## TASK REQUIREMENTS
Set down each record exactly. Omit the pictures.

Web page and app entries
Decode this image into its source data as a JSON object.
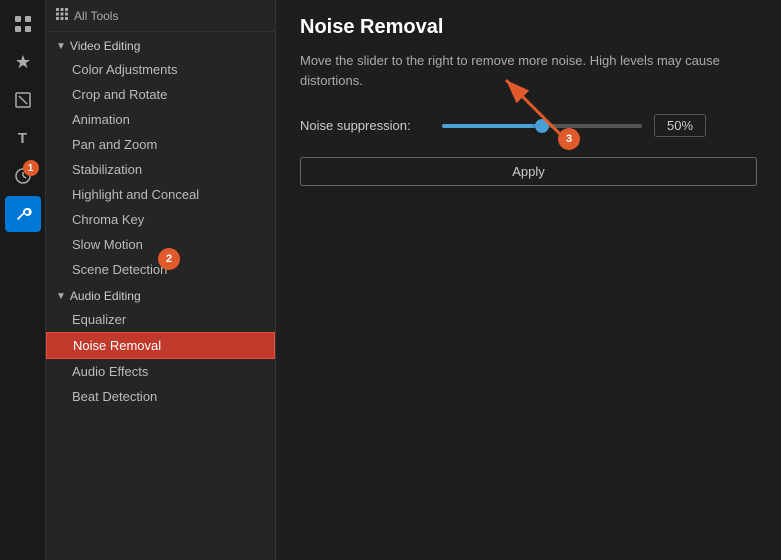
{
  "iconBar": {
    "icons": [
      {
        "name": "grid-add-icon",
        "symbol": "⊞",
        "active": false,
        "badge": null
      },
      {
        "name": "star-icon",
        "symbol": "✦",
        "active": false,
        "badge": null
      },
      {
        "name": "crop-icon",
        "symbol": "⬜",
        "active": false,
        "badge": null
      },
      {
        "name": "text-icon",
        "symbol": "T",
        "active": false,
        "badge": null
      },
      {
        "name": "clock-icon",
        "symbol": "◷",
        "active": false,
        "badge": "1"
      },
      {
        "name": "tools-icon",
        "symbol": "🔧",
        "active": true,
        "badge": null
      }
    ]
  },
  "sidebar": {
    "allToolsLabel": "All Tools",
    "sections": [
      {
        "label": "Video Editing",
        "expanded": true,
        "items": [
          {
            "label": "Color Adjustments",
            "active": false
          },
          {
            "label": "Crop and Rotate",
            "active": false
          },
          {
            "label": "Animation",
            "active": false
          },
          {
            "label": "Pan and Zoom",
            "active": false
          },
          {
            "label": "Stabilization",
            "active": false
          },
          {
            "label": "Highlight and Conceal",
            "active": false
          },
          {
            "label": "Chroma Key",
            "active": false
          },
          {
            "label": "Slow Motion",
            "active": false
          },
          {
            "label": "Scene Detection",
            "active": false
          }
        ]
      },
      {
        "label": "Audio Editing",
        "expanded": true,
        "items": [
          {
            "label": "Equalizer",
            "active": false
          },
          {
            "label": "Noise Removal",
            "active": true
          },
          {
            "label": "Audio Effects",
            "active": false
          },
          {
            "label": "Beat Detection",
            "active": false
          }
        ]
      }
    ]
  },
  "main": {
    "title": "Noise Removal",
    "description": "Move the slider to the right to remove more noise. High levels may cause distortions.",
    "controls": {
      "suppressionLabel": "Noise suppression:",
      "suppressionValue": "50%",
      "sliderPercent": 50
    },
    "applyLabel": "Apply"
  },
  "annotations": {
    "badge1": "1",
    "badge2": "2",
    "badge3": "3"
  }
}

## RESULT FOR THIS TASK
Decode this image into its source data as a JSON object.
{
  "iconBar": {
    "icons": [
      {
        "name": "grid-add-icon",
        "symbol": "⊞",
        "active": false,
        "badge": null
      },
      {
        "name": "star-icon",
        "symbol": "✦",
        "active": false,
        "badge": null
      },
      {
        "name": "crop-icon",
        "symbol": "⬜",
        "active": false,
        "badge": null
      },
      {
        "name": "text-icon",
        "symbol": "T",
        "active": false,
        "badge": null
      },
      {
        "name": "clock-icon",
        "symbol": "◷",
        "active": false,
        "badge": "1"
      },
      {
        "name": "tools-icon",
        "symbol": "🔧",
        "active": true,
        "badge": null
      }
    ]
  },
  "sidebar": {
    "allToolsLabel": "All Tools",
    "sections": [
      {
        "label": "Video Editing",
        "expanded": true,
        "items": [
          {
            "label": "Color Adjustments",
            "active": false
          },
          {
            "label": "Crop and Rotate",
            "active": false
          },
          {
            "label": "Animation",
            "active": false
          },
          {
            "label": "Pan and Zoom",
            "active": false
          },
          {
            "label": "Stabilization",
            "active": false
          },
          {
            "label": "Highlight and Conceal",
            "active": false
          },
          {
            "label": "Chroma Key",
            "active": false
          },
          {
            "label": "Slow Motion",
            "active": false
          },
          {
            "label": "Scene Detection",
            "active": false
          }
        ]
      },
      {
        "label": "Audio Editing",
        "expanded": true,
        "items": [
          {
            "label": "Equalizer",
            "active": false
          },
          {
            "label": "Noise Removal",
            "active": true
          },
          {
            "label": "Audio Effects",
            "active": false
          },
          {
            "label": "Beat Detection",
            "active": false
          }
        ]
      }
    ]
  },
  "main": {
    "title": "Noise Removal",
    "description": "Move the slider to the right to remove more noise. High levels may cause distortions.",
    "controls": {
      "suppressionLabel": "Noise suppression:",
      "suppressionValue": "50%",
      "sliderPercent": 50
    },
    "applyLabel": "Apply"
  },
  "annotations": {
    "badge1": "1",
    "badge2": "2",
    "badge3": "3"
  }
}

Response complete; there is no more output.